(Extracted material)
----------

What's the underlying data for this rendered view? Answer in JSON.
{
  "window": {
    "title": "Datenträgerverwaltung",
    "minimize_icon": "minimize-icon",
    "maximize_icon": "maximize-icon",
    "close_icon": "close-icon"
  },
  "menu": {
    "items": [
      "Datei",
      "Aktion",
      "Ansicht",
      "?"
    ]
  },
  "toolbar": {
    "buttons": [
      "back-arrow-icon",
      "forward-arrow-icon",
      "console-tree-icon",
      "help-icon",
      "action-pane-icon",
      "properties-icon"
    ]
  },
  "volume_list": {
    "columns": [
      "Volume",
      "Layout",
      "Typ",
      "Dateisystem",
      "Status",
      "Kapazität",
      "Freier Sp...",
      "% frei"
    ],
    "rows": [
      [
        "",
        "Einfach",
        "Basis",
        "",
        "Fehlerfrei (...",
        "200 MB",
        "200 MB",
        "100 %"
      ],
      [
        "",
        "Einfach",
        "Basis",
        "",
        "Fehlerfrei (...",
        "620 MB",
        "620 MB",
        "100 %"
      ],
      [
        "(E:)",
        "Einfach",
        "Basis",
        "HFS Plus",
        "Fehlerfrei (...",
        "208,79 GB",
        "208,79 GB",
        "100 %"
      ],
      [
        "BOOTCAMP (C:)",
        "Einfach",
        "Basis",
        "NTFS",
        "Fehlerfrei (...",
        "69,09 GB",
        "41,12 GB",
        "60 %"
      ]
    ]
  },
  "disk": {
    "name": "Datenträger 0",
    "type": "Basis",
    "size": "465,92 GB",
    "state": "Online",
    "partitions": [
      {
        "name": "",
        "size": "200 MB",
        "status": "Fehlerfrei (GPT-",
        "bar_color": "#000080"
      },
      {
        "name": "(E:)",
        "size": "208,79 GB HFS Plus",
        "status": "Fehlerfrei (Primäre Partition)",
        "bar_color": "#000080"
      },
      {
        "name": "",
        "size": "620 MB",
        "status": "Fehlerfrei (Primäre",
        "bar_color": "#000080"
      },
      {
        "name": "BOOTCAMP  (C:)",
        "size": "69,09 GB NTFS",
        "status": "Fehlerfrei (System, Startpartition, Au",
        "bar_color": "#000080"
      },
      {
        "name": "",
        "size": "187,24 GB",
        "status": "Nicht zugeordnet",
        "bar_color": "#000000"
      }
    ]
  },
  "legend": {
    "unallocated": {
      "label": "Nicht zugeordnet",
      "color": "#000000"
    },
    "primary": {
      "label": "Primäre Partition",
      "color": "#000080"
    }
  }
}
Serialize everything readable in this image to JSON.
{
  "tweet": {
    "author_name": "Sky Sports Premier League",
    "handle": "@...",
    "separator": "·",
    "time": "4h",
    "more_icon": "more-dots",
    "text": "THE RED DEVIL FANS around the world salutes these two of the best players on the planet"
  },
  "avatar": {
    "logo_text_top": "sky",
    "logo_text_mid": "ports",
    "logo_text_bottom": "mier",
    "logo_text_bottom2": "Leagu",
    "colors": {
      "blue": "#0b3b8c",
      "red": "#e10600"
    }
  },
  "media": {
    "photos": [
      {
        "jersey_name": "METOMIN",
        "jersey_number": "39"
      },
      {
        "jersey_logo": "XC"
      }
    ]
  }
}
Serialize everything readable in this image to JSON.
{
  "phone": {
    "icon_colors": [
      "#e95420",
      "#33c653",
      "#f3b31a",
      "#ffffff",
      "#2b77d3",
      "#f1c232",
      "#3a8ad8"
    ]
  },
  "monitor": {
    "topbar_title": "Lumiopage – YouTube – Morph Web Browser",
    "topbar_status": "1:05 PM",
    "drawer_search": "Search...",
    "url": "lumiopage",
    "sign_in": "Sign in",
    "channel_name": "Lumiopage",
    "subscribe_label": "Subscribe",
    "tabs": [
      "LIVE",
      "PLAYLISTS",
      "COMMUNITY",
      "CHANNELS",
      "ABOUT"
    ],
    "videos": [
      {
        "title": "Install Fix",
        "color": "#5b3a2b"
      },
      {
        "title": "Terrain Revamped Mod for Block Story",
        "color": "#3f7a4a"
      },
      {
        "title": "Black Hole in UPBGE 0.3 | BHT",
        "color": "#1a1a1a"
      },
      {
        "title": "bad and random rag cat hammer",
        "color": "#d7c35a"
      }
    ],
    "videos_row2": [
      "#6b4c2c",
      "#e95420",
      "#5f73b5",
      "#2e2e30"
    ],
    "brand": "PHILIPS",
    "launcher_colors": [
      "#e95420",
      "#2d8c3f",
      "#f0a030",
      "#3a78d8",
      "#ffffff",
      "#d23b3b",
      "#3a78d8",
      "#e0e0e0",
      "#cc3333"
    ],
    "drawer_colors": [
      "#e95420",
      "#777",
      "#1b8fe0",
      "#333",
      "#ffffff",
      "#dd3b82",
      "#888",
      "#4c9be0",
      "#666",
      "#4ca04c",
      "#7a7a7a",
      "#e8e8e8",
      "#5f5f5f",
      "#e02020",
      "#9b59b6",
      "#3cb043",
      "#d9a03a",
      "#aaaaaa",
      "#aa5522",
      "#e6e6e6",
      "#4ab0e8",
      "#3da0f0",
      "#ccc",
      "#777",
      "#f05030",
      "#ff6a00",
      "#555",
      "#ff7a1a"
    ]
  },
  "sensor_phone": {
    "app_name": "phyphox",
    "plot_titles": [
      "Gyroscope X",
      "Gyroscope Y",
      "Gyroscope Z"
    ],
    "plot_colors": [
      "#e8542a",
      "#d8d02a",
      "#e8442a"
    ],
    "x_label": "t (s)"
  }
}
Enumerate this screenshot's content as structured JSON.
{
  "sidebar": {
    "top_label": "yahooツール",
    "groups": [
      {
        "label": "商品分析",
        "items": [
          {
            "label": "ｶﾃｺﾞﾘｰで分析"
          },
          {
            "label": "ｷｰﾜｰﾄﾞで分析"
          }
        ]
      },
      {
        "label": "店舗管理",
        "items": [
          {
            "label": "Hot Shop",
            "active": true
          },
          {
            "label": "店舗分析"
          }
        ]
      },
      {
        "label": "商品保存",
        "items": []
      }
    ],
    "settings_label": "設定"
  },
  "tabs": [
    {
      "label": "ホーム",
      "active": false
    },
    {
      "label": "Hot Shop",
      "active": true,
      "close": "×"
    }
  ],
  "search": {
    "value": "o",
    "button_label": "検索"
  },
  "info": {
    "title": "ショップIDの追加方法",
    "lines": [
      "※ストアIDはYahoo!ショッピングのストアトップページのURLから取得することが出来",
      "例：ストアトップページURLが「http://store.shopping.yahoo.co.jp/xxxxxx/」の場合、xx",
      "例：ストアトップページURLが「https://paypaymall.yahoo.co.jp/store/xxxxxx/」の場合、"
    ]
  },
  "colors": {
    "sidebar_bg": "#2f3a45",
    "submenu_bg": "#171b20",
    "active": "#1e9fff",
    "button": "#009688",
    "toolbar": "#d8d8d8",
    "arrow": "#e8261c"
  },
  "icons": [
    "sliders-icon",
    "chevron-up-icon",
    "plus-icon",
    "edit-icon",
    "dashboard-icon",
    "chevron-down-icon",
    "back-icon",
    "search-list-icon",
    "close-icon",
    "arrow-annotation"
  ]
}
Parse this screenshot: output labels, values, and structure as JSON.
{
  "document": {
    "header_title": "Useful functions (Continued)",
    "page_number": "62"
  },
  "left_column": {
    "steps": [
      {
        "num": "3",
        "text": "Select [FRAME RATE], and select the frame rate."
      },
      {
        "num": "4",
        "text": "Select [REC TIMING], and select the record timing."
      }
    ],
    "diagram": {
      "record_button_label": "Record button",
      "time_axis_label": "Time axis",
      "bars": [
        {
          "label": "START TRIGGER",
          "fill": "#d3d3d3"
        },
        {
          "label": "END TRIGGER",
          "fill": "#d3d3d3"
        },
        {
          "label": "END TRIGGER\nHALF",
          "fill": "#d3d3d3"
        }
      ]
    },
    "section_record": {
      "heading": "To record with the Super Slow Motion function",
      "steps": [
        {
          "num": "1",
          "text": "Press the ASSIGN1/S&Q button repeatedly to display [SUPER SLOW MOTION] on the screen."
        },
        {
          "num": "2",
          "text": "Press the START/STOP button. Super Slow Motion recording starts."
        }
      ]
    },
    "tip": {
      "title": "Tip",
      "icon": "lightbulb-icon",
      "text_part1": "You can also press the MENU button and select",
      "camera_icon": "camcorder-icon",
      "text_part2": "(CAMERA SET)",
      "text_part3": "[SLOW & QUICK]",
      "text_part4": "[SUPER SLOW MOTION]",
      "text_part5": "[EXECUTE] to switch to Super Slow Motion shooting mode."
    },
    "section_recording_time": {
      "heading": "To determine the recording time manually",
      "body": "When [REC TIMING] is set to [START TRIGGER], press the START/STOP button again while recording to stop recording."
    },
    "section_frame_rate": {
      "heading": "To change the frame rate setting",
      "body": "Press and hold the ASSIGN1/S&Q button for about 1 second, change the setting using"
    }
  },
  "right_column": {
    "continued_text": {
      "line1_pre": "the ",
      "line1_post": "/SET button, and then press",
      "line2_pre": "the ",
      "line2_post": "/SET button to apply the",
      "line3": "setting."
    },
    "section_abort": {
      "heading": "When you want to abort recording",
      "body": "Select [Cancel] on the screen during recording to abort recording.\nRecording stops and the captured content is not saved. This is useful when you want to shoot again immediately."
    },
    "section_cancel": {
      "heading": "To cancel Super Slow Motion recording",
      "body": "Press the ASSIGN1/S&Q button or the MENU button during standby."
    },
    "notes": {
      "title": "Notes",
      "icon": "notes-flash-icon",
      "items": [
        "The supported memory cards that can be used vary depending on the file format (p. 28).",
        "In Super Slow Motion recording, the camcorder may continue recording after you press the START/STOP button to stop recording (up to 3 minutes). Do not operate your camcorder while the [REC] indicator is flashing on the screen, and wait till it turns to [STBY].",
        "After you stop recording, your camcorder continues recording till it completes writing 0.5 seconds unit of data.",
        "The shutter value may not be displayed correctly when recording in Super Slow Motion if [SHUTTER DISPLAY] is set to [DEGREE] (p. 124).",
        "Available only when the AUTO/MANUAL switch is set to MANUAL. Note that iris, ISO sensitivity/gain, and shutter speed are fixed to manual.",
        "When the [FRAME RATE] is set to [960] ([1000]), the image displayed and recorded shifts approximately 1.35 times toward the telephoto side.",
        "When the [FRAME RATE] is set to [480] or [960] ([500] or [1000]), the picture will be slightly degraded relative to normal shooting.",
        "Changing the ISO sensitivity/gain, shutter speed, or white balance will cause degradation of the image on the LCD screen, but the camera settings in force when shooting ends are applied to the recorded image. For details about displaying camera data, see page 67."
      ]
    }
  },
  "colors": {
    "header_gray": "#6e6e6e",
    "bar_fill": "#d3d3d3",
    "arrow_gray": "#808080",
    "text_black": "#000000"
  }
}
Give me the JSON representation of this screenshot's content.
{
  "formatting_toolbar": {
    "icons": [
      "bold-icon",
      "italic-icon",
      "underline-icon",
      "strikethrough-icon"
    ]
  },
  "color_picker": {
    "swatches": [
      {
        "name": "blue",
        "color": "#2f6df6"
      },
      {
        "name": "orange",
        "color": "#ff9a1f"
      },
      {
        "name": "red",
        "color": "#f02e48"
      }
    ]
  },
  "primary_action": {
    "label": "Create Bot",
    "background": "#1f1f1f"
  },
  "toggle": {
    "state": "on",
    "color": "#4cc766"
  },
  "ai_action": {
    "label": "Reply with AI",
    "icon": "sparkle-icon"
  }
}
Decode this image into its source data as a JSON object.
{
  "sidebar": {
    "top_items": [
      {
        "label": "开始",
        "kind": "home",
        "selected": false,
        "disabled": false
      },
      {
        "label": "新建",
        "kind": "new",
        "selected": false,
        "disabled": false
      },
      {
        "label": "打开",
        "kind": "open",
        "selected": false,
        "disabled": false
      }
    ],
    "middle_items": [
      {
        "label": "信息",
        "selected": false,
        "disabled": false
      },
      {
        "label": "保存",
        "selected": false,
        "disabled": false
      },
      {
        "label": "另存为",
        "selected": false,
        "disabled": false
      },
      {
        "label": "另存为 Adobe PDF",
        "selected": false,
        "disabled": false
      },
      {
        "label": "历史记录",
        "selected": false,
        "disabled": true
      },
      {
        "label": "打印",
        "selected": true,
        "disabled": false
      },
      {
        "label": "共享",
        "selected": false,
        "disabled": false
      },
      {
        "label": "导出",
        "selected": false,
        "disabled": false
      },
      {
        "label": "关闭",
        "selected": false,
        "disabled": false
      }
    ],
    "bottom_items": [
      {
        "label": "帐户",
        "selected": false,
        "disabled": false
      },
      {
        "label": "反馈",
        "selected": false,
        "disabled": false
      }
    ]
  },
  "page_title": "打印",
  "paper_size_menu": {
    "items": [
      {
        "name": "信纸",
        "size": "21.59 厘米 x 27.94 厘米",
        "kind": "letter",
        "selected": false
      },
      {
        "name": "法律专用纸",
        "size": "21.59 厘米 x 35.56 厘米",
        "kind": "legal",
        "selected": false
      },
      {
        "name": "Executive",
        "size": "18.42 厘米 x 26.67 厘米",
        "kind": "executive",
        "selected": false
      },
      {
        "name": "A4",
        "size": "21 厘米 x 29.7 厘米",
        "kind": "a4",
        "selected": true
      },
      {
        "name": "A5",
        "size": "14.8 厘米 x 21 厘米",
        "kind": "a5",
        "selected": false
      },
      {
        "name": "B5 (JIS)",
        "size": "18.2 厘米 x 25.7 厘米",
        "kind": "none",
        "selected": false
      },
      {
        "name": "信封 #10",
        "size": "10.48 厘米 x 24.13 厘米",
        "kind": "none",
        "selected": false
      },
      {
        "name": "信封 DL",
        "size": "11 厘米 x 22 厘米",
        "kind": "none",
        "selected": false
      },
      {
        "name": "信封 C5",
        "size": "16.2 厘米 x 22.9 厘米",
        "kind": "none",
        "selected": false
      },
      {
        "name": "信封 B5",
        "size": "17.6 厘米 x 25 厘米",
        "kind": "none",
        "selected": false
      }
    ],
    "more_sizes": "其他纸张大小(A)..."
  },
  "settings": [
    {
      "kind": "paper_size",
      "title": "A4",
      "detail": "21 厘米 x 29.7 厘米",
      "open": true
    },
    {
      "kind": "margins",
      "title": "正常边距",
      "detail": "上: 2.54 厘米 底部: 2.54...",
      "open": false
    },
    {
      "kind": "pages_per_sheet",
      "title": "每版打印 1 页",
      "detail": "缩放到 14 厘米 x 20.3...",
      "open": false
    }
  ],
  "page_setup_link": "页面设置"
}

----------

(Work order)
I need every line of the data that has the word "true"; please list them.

(Completed exercise)
            "active": true
      "active": true,
        "disabled": true
        "selected": true,
        "selected": true
      "open": true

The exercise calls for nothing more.